2. August 3rd: Robertson gets lucky
They say it’s lucky to be better than good, but sometimes you have to be both. The Yankees and Red Sox were playing one of their typical ESPN Sunday Night Games, which meant a back and forth game with a lot of runs that somehow resulted in a one-run game in the ninth. This time the Yankees were on the good end of that one-run lead. Robertson came in to protect an 8-7 lead and immediately walked the leadoff man — light-hitting rookie catcher Christian Vazquez — on four pitches. Not ideal.
Luckily for Robertson, the Red Sox and Chase Headley bailed him out. Brock Holt sliced a hard line drive to left field, but Headley was perfectly positioned and snared what looked like a double into the corner off the bat. Pinch-runner Mookie Betts took off on the pitch, so Headley was able to double him off first base easily. The twin-killing was worth +0.28 WPA. Robertson got Dustin Pedroia to ground out weakly to second base to end the game as the next batter, preserving the win. He’s pitched his way out of so many jams over the years. About time the defense paid him back.
1. August 7th: Robertson get a double play from Miggy
That’s right, two of the Yankees’ five (well, six, really) biggest outs of 2014 came in the same game, in the span of about four innings. Greene made that 1-0 lead stand up through eight innings, but Joe Girardi send him back out for the ninth and he allowed a first pitch leadoff single to Ian Kinsler. That ended Greene’s afternoon and brought Robertson into the game.
Once again, Robertson walked the first man he faced, though this time it was a good hitter (V-Mart) on five pitches instead of a bad hitter on four. Miguel Cabrera, who was not in the starting lineup that day due to his various nagging injuries, came off the bench to pinch-hit for J.D. Martinez. Even with those injuries, it was not exactly a comfortable situation. Robertson left a fastball out over the plate to Cabrera, but he hit the top of the ball and grounded it back up the middle. Second baseman du jour Brendan Ryan fielded it cleanly, stepped on second for the force, then fired to first for the double play. Here’s the WPA graph:

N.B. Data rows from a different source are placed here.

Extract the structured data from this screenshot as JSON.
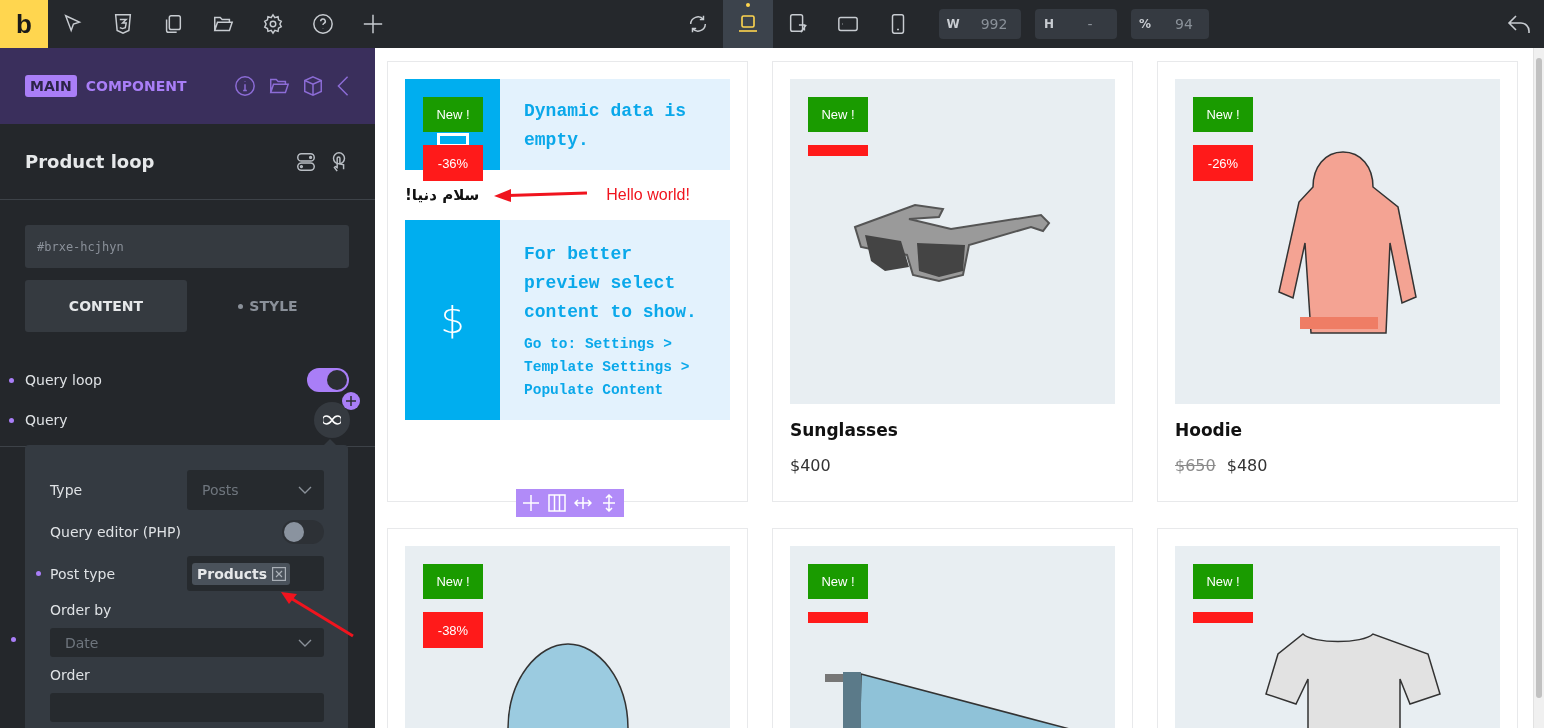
{
  "toolbar": {
    "logo": "b",
    "devices": [
      {
        "kind": "laptop",
        "selected": true
      },
      {
        "kind": "tablet-rotate",
        "selected": false
      },
      {
        "kind": "tablet-landscape",
        "selected": false
      },
      {
        "kind": "phone",
        "selected": false
      }
    ],
    "fields": [
      {
        "label": "W",
        "value": "992"
      },
      {
        "label": "H",
        "value": "-"
      },
      {
        "label": "%",
        "value": "94"
      }
    ]
  },
  "panel": {
    "header": {
      "badge": "MAIN",
      "label": "COMPONENT"
    },
    "element_title": "Product loop",
    "css_id": {
      "placeholder": "#brxe-hcjhyn"
    },
    "tabs": [
      {
        "label": "CONTENT",
        "selected": true,
        "modified": false
      },
      {
        "label": "STYLE",
        "selected": false,
        "modified": true
      }
    ],
    "controls": [
      {
        "kind": "toggle",
        "label": "Query loop",
        "modified": true,
        "on": true
      },
      {
        "kind": "query",
        "label": "Query",
        "modified": true
      }
    ],
    "covered_rows": [
      {
        "modified": true
      }
    ],
    "query_popup": {
      "fields": [
        {
          "kind": "select",
          "label": "Type",
          "placeholder": "Posts",
          "modified": false
        },
        {
          "kind": "toggle",
          "label": "Query editor (PHP)",
          "on": false,
          "modified": false
        },
        {
          "kind": "tags",
          "label": "Post type",
          "tags": [
            "Products"
          ],
          "modified": true
        },
        {
          "kind": "select-block",
          "label": "Order by",
          "placeholder": "Date",
          "modified": false
        },
        {
          "kind": "select-block",
          "label": "Order",
          "modified": false
        }
      ]
    }
  },
  "canvas": {
    "placeholder_card": {
      "new_badge": "New !",
      "discount": "-36%",
      "message": "Dynamic data is empty.",
      "greeting": "سلام دنیا!",
      "annotation": "Hello world!",
      "icon": "$",
      "preview_message": "For better preview select content to show.",
      "hint": "Go to: Settings > Template Settings > Populate Content"
    },
    "products": [
      {
        "kind": "sunglasses",
        "new_badge": "New !",
        "sale_badge": true,
        "name": "Sunglasses",
        "price": "$400"
      },
      {
        "kind": "hoodie",
        "new_badge": "New !",
        "sale_badge": true,
        "discount": "-26%",
        "name": "Hoodie",
        "regular_price": "$650",
        "price": "$480"
      },
      {
        "kind": "beanie",
        "new_badge": "New !",
        "sale_badge": true,
        "discount": "-38%"
      },
      {
        "kind": "pennant",
        "new_badge": "New !",
        "sale_badge": true
      },
      {
        "kind": "tshirt",
        "new_badge": "New !",
        "sale_badge": true
      }
    ]
  }
}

That little spike in the ninth inning is the walk to V-Mart and the double play. The double play ball was worth +0.31 WPA, which is pretty ridiculous for a pair of outs. It takes a lot to record a high WPA on a defensive because the odds are always in favor of an out being made. Kinsler moved to third on the play and was stranded there when Don Kelly lined out softly to Ryan to end the game as the next batter. No surprise that Robertson was on the mound for the three (really five) biggest outs of the year. His job is to get precisely those outs.